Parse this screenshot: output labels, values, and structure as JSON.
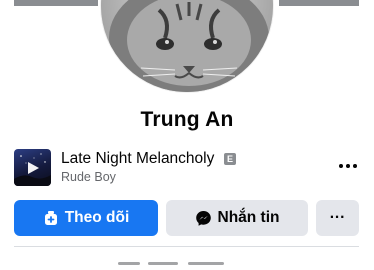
{
  "profile": {
    "name": "Trung An",
    "avatar_icon": "cat-avatar"
  },
  "music": {
    "song_title": "Late Night Melancholy",
    "explicit_badge": "E",
    "artist": "Rude Boy",
    "art_icon": "album-art-night-sky"
  },
  "actions": {
    "follow_label": "Theo dõi",
    "message_label": "Nhắn tin",
    "more_label": "···"
  },
  "colors": {
    "primary": "#1877f2",
    "secondary_button": "#e4e6eb",
    "muted_text": "#65676b"
  }
}
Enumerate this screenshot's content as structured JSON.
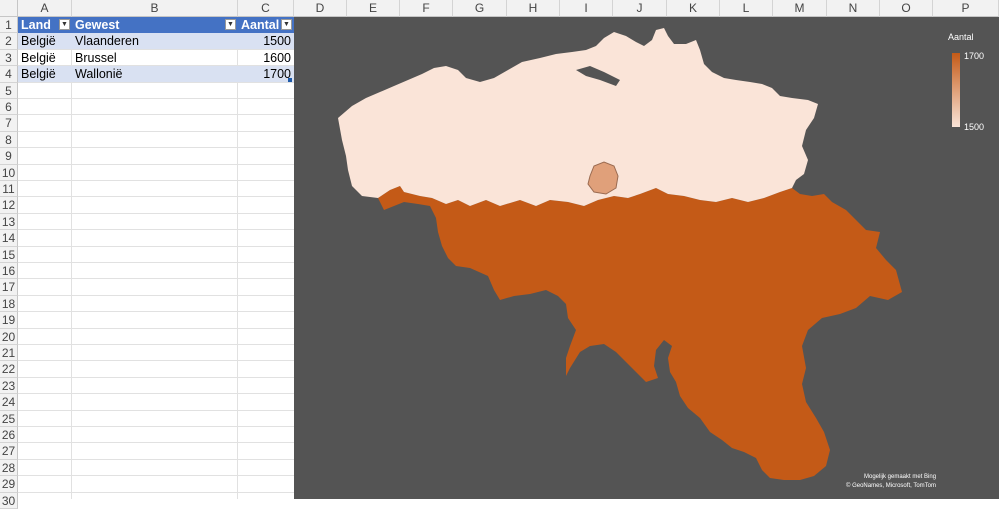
{
  "columns": [
    "A",
    "B",
    "C",
    "D",
    "E",
    "F",
    "G",
    "H",
    "I",
    "J",
    "K",
    "L",
    "M",
    "N",
    "O",
    "P"
  ],
  "rows": [
    "1",
    "2",
    "3",
    "4",
    "5",
    "6",
    "7",
    "8",
    "9",
    "10",
    "11",
    "12",
    "13",
    "14",
    "15",
    "16",
    "17",
    "18",
    "19",
    "20",
    "21",
    "22",
    "23",
    "24",
    "25",
    "26",
    "27",
    "28",
    "29",
    "30"
  ],
  "table": {
    "headers": [
      "Land",
      "Gewest",
      "Aantal"
    ],
    "rows": [
      [
        "België",
        "Vlaanderen",
        "1500"
      ],
      [
        "België",
        "Brussel",
        "1600"
      ],
      [
        "België",
        "Wallonië",
        "1700"
      ]
    ]
  },
  "map": {
    "legend_title": "Aantal",
    "legend_max": "1700",
    "legend_min": "1500",
    "credit_line1": "Mogelijk gemaakt met Bing",
    "credit_line2": "© GeoNames, Microsoft, TomTom",
    "colors": {
      "background": "#545454",
      "vlaanderen": "#fae4d8",
      "brussel": "#e0a07a",
      "wallonie": "#c45a17"
    }
  }
}
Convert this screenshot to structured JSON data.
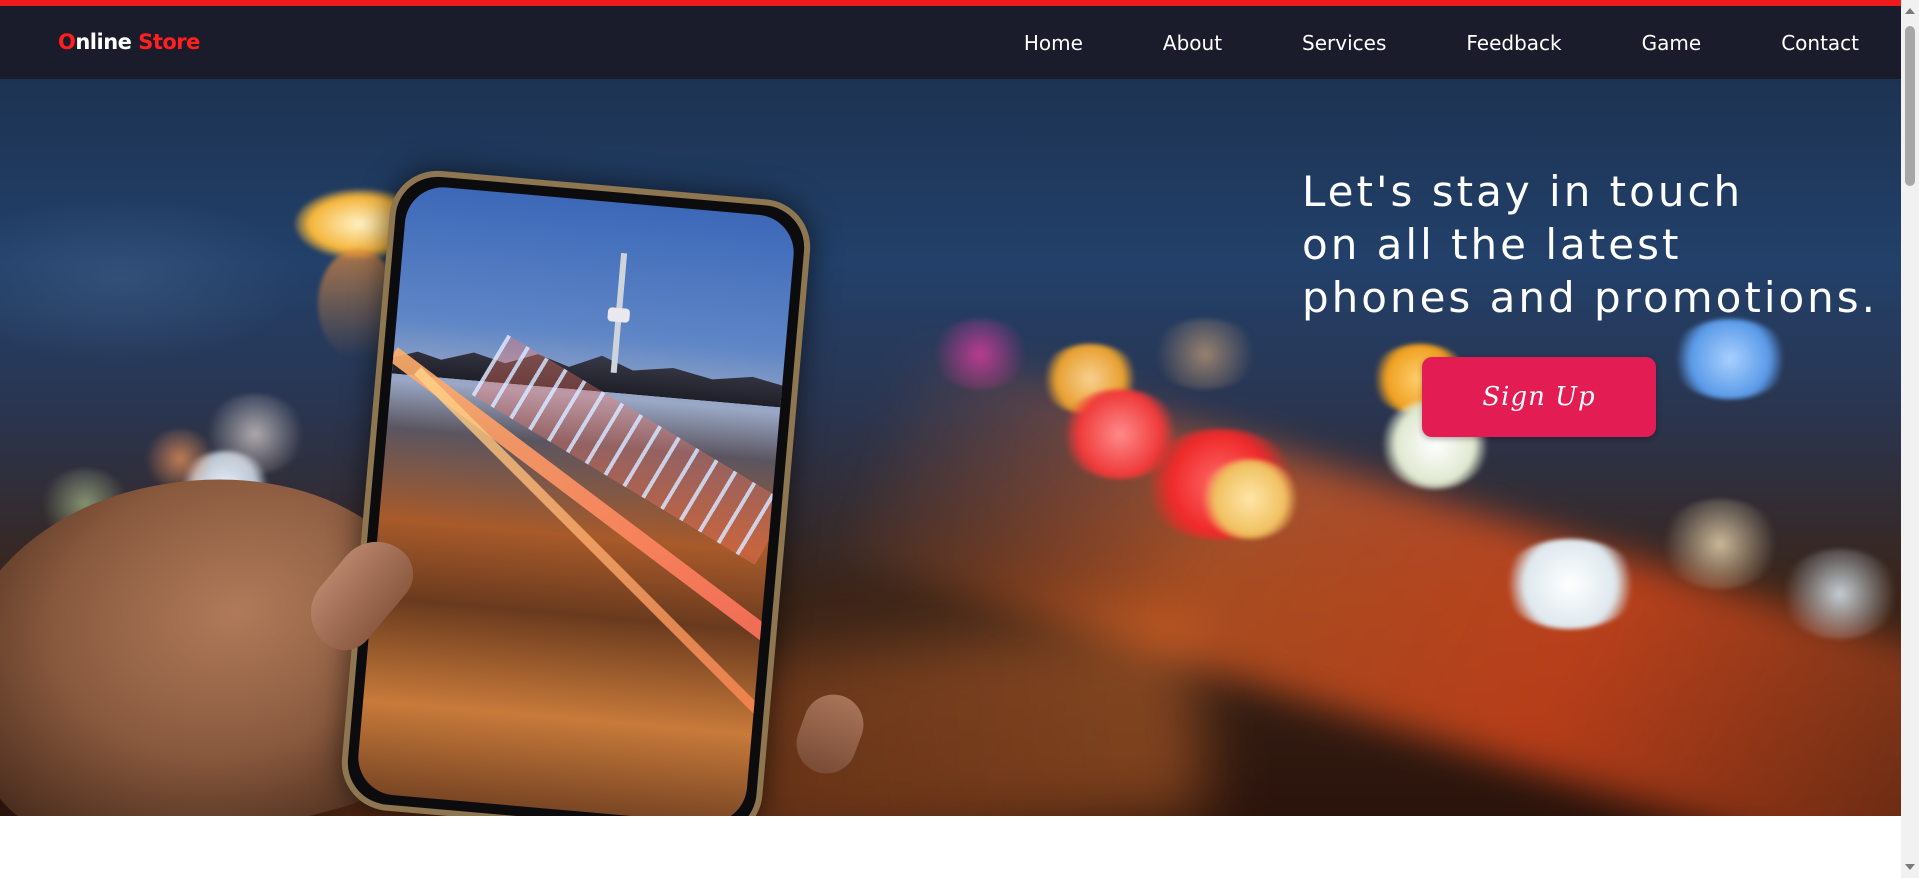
{
  "brand": {
    "first_letter": "O",
    "middle": "nline",
    "last": " Store"
  },
  "nav": {
    "items": [
      {
        "label": "Home"
      },
      {
        "label": "About"
      },
      {
        "label": "Services"
      },
      {
        "label": "Feedback"
      },
      {
        "label": "Game"
      },
      {
        "label": "Contact"
      }
    ]
  },
  "hero": {
    "tagline_lines": [
      "Let's stay in touch",
      "on all the latest",
      "phones and promotions."
    ],
    "signup_label": "Sign Up",
    "background_image": "blurred city traffic lights with hand holding phone"
  },
  "colors": {
    "accent_red": "#ef1a1a",
    "navbar_bg": "#1b1c2b",
    "button_pink": "#e31c54"
  }
}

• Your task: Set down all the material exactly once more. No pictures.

• Solution to this problem:
Parse this screenshot: output labels, values, and structure as JSON.
{
  "profile": {
    "name": "Trung An",
    "avatar_icon": "cat-avatar"
  },
  "music": {
    "song_title": "Late Night Melancholy",
    "explicit_badge": "E",
    "artist": "Rude Boy",
    "art_icon": "album-art-night-sky"
  },
  "actions": {
    "follow_label": "Theo dõi",
    "message_label": "Nhắn tin",
    "more_label": "···"
  },
  "colors": {
    "primary": "#1877f2",
    "secondary_button": "#e4e6eb",
    "muted_text": "#65676b"
  }
}
Enumerate this screenshot's content as structured JSON.
{
  "columns": [
    "A",
    "B",
    "C",
    "D",
    "E",
    "F",
    "G",
    "H",
    "I",
    "J",
    "K",
    "L",
    "M",
    "N",
    "O",
    "P"
  ],
  "rows": [
    "1",
    "2",
    "3",
    "4",
    "5",
    "6",
    "7",
    "8",
    "9",
    "10",
    "11",
    "12",
    "13",
    "14",
    "15",
    "16",
    "17",
    "18",
    "19",
    "20",
    "21",
    "22",
    "23",
    "24",
    "25",
    "26",
    "27",
    "28",
    "29",
    "30"
  ],
  "table": {
    "headers": [
      "Land",
      "Gewest",
      "Aantal"
    ],
    "rows": [
      [
        "België",
        "Vlaanderen",
        "1500"
      ],
      [
        "België",
        "Brussel",
        "1600"
      ],
      [
        "België",
        "Wallonië",
        "1700"
      ]
    ]
  },
  "map": {
    "legend_title": "Aantal",
    "legend_max": "1700",
    "legend_min": "1500",
    "credit_line1": "Mogelijk gemaakt met Bing",
    "credit_line2": "© GeoNames, Microsoft, TomTom",
    "colors": {
      "background": "#545454",
      "vlaanderen": "#fae4d8",
      "brussel": "#e0a07a",
      "wallonie": "#c45a17"
    }
  }
}
Convert this screenshot to structured JSON data.
{
  "brand": {
    "first_letter": "O",
    "middle": "nline",
    "last": " Store"
  },
  "nav": {
    "items": [
      {
        "label": "Home"
      },
      {
        "label": "About"
      },
      {
        "label": "Services"
      },
      {
        "label": "Feedback"
      },
      {
        "label": "Game"
      },
      {
        "label": "Contact"
      }
    ]
  },
  "hero": {
    "tagline_lines": [
      "Let's stay in touch",
      "on all the latest",
      "phones and promotions."
    ],
    "signup_label": "Sign Up",
    "background_image": "blurred city traffic lights with hand holding phone"
  },
  "colors": {
    "accent_red": "#ef1a1a",
    "navbar_bg": "#1b1c2b",
    "button_pink": "#e31c54"
  }
}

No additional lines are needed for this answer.